Home appraisals are another common requirement for borrowers seeking a conventional loan. The purpose of the appraisal is to determine the current market value (and potential resale value) of the home being purchased.
In short, the mortgage lender wants to know that the home being purchased is worth the amount the buyer has agreed to pay for it. Remember, the lender is usually the majority “stakeholder” in a typical financing scenario. So they want to know the value of the asset they are investing in.
- If the home appraiser determines that the property is worth the amount the borrower has agreed to pay (or more), then the loan will likely move forward.
- If the appraisal “comes in low” (meaning the appraiser determines that the house is worth less than the purchase price), the mortgage loan will probably come to a halt.
In this latter scenario, the buyer and seller might agree on a lower purchase price. Or the buyer might have to walk away from the deal. But that’s the subject of another article. For now, just know that a successful home appraisal is a common requirement for conventional mortgage loans.
A Homeowners Insurance Policy
Mortgage lenders almost always require borrowers to have a home insurance policy in place, before closing. This is true for most types of mortgage loans, FHA and conventional alike.
Mortgage lenders tend to invest a large amount of money into homes, at least on the front end of the transaction. So they want to make sure their investments are protected. This makes home insurance another key requirement for conventional mortgage loans.
In a typical scenario, the borrower might bring the policy binder (or some other evidence of coverage) to the closing. Or the lender might verify the homeowners policy prior to closing. It varies.
Enough Money to Cover Your Closing Costs
The closing costs associated with a home purchase can easily add up to thousands of dollars. As a borrower, you’ll need to have sufficient funds to cover these costs.
It’s common practice for mortgage lenders to review a borrower’s bank accounts, to ensure they have the funds needed to cover their closing costs and other expenses. This is a common requirement for both conventional and government-insured mortgage loans.
This is one of the reasons why lenders usually request at least two months worth of bank statements. They want to know how much money the borrower has in the bank, to ensure that they can cover all of their mortgage-related costs.
Summary and Conclusion
These are some of the standard requirements for conventional mortgage loans in 2019. As mentioned earlier, the guidelines for a particular financing program can vary from one lender to the next. Additionally, there are exceptions to many of the “rules” mentioned above.
For example, some lenders might allow a higher debt ratio if the borrower has other compensating factors that make up for it.
So you shouldn’t take any of this information as “gospel.” These are just some of the commonly used industry requirements for conventional loans.
Disclaimer: Every mortgage lending scenario is different, because every borrower is different.
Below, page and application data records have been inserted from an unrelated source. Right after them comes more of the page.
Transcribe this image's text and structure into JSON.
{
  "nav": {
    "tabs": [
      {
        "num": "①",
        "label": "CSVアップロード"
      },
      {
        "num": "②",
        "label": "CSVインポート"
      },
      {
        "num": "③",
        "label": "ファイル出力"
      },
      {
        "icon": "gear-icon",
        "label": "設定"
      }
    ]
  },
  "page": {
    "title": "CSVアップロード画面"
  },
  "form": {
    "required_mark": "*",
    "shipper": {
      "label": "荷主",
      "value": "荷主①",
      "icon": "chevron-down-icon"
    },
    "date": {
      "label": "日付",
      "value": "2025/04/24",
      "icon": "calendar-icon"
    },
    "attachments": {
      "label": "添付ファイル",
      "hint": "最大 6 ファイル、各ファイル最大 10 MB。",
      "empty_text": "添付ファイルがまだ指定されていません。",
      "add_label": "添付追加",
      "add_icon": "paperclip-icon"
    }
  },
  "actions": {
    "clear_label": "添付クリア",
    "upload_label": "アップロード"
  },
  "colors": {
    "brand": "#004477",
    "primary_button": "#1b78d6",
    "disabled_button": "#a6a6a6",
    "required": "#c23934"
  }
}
As a result, portions of this article may not apply to your particular situation. We encourage borrowers to speak with multiple mortgage lenders to get a better sense of their financing capacity.